• TASK REQUIREMENTS: Return every line in the entries below where the word "Lcom" shows up.

• RECORD EXCERPTS:

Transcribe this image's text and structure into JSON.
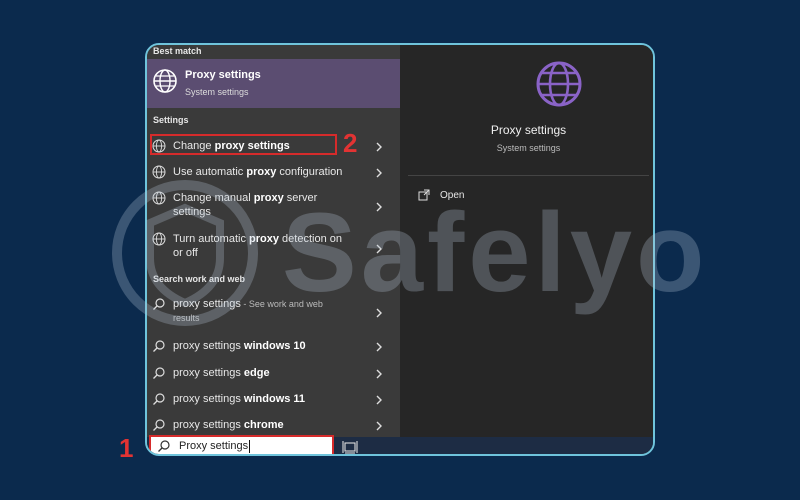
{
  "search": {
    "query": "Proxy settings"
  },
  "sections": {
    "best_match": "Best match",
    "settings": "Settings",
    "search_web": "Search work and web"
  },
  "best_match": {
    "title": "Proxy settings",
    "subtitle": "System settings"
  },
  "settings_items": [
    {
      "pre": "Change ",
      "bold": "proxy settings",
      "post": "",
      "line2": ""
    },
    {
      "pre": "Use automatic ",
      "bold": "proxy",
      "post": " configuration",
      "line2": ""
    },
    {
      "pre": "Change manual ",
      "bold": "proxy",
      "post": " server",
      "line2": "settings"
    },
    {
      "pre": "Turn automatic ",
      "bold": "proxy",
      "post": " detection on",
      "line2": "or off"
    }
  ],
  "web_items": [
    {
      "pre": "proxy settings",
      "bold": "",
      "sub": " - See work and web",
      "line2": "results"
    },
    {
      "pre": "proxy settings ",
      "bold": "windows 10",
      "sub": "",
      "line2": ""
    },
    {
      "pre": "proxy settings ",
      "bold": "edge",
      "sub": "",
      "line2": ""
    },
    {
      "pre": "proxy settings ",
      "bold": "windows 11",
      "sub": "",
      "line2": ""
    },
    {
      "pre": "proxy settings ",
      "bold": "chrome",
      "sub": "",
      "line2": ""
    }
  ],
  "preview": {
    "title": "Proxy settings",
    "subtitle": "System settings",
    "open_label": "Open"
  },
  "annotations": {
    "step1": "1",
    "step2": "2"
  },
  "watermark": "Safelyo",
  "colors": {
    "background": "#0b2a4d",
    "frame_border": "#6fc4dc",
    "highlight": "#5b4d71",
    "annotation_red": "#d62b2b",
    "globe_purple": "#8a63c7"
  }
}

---

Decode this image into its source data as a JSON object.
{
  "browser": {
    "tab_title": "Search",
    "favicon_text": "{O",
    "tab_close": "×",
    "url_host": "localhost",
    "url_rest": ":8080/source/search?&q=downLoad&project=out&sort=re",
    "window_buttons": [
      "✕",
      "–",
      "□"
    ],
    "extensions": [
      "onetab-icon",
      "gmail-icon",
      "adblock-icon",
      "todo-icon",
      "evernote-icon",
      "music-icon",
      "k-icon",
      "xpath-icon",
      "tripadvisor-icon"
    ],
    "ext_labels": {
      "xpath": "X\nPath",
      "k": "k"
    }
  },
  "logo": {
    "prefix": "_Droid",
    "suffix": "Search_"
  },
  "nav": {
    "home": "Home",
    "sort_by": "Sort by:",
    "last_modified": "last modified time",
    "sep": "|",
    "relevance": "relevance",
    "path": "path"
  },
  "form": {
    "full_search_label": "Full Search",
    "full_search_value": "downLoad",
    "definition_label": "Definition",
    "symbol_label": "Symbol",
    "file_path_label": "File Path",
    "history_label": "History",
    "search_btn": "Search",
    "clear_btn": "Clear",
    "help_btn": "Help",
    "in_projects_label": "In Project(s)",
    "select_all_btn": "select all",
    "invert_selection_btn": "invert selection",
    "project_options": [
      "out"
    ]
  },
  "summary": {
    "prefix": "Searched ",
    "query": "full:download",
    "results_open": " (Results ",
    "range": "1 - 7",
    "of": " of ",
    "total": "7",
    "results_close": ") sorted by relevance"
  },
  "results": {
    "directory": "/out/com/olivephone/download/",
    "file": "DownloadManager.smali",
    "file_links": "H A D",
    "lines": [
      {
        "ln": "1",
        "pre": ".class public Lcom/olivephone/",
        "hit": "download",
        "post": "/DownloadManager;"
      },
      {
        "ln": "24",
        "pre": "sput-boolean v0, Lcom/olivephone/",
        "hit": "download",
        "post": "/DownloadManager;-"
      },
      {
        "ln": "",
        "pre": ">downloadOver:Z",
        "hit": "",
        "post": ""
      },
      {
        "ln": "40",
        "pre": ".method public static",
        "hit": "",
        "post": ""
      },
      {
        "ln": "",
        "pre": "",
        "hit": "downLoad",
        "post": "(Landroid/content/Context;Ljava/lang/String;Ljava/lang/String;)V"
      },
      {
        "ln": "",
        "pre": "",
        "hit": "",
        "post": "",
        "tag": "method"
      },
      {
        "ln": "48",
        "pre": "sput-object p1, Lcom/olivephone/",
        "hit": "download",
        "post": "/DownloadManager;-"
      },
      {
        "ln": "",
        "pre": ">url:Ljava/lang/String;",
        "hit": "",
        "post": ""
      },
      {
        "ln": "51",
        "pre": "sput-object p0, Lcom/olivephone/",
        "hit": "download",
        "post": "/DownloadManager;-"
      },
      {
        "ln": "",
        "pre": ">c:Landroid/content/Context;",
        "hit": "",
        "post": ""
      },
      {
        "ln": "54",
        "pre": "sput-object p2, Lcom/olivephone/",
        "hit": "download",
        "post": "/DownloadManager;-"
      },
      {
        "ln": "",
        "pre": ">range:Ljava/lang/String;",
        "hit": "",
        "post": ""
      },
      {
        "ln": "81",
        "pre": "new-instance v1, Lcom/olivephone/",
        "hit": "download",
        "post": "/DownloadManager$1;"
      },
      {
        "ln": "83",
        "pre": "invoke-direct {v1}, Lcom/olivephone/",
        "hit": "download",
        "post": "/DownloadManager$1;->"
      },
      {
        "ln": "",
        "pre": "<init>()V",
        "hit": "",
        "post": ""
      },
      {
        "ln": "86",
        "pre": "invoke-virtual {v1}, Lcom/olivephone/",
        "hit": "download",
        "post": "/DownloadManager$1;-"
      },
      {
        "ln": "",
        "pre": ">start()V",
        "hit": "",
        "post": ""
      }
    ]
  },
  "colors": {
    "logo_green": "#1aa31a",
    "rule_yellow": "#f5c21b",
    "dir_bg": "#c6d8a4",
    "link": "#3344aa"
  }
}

• COMPLETED EXERCISE:
        "pre": ".class public Lcom/olivephone/",
        "pre": "sput-boolean v0, Lcom/olivephone/",
        "pre": "sput-object p1, Lcom/olivephone/",
        "pre": "sput-object p0, Lcom/olivephone/",
        "pre": "sput-object p2, Lcom/olivephone/",
        "pre": "new-instance v1, Lcom/olivephone/",
        "pre": "invoke-direct {v1}, Lcom/olivephone/",
        "pre": "invoke-virtual {v1}, Lcom/olivephone/",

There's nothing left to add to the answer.